Because they understand there can be no sustainable domestic economic recovery that does not make room on the gravy train for the industrial base that built this nation, Fools have watched the steelmakers for signs that industrial demand may be on the mend.

With a comforting update -- featuring surprisingly upbeat guidance for first-quarter earnings -- steelmaker Nucor (NYSE: NUE) stoked a spreading fire of enthusiasm over the beginning stages of a thaw in the American industrial furnace.

Nucor expects to report between a $0.05-per-share loss and a $0.05-per-share gain for the first quarter. Adjusting for an anticipated $23 million LIFO charge, a portrait of marginally improving operating metrics through select segments of steel demand begins to emerge. Nucor is targeting a rather robust 20% sequential improvement in total steel shipments for the first quarter, and a 23% sequential increase in orders that sets up a remarkable 94% improvement over those paralyzed prior-year levels.

Looking to the all-important capacity utilization figures, we find persistently weak construction-related demand inserting a steel barrier between two sets of product lines with variable sensitivity to the construction markets. On the one hand, we find less construction-sensitive "flat" segments like steel sheet and plate products bouncing back quite nicely, with projected first-quarter utilization rates of 85% and 90%, respectively.

Meanwhile, although the end of last year's inventory destocking phenomenon led to a sequential improvement even in the deeply impaired structural steel segments like beams and bars, those more construction-sensitive products remain at depressed capacity utilization rates of 55% and 63%, respectively.

Fools will recall that Commercial Metals (NYSE: CMC) recently announced it will close or sell its joist and deck manufacturing unit due to the relentless duration of this contraction in construction demand. If such an exodus were to spread, then we could find real undercapacity lurking once conditions do finally improve, but for now structural steel products remain a decidedly unattractive market. The only bright spot this Fool has encountered in the segment has been a "dramatic increase" in Steel Dynamics' (Nasdaq: STLD) observed demand for welded railroad sections.
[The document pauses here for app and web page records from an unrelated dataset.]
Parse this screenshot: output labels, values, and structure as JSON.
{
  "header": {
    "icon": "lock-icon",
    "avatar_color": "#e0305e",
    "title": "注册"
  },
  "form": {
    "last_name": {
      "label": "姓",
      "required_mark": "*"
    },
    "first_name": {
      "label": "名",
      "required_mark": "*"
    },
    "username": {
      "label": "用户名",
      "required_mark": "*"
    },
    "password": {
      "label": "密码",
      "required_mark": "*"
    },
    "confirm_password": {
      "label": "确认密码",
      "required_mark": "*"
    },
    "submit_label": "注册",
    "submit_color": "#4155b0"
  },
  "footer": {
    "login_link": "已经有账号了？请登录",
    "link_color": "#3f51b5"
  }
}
Although "long" products like beams and bars are not along for the ride, the abrupt improvement in demand for flat products must not be overlooked as a positive indicator of some improvement in American manufacturing activity. For domestic raw-material suppliers like Cliffs Natural Resources (NYSE: CLF) and Alpha Natural Resources (NYSE: ANR), the demand boost coincides fortuitously with improved product pricing resulting from China's insatiable thirst for imports from global suppliers like BHP Billiton (NYSE: BHP).

Providing a symbolic domestic counterpoint to POSCO's (NYSE: PKX) move to build a $240 million galvanized steel plant in India, Nucor's pairing with Japanese conglomerate Mitsui & Co. to co-own the 23 flat-rolled production facilities operated by Steel Technologies is a solid step forward for Nucor into the stronger side of steel's product categories. Including the 3.2% dividend yield, the reasons to make Nucor a core holding continue to be forged in steel.

Which domestic steelmaker will you choose as your steely wager for eventual recovery in the U.S. industrial sector? Please nominate your favorite in the comments section below, and cast your official vote by joining Motley Fool CAPS and adding your pick to your CAPS portfolio.

Fool contributor Christopher Barker is the Nat King of Coal and the wild boar of iron ore. He can be found blogging actively and acting Foolishly in the Motley Fool CAPS community under the user name TMFSinchiruna. He tweets. He owns no shares in the companies mentioned. POSCO is a Motley Fool Income Investor recommendation. Try any of our Foolish newsletters today, free for 30 days. The Motley Fool has a stainless disclosure policy.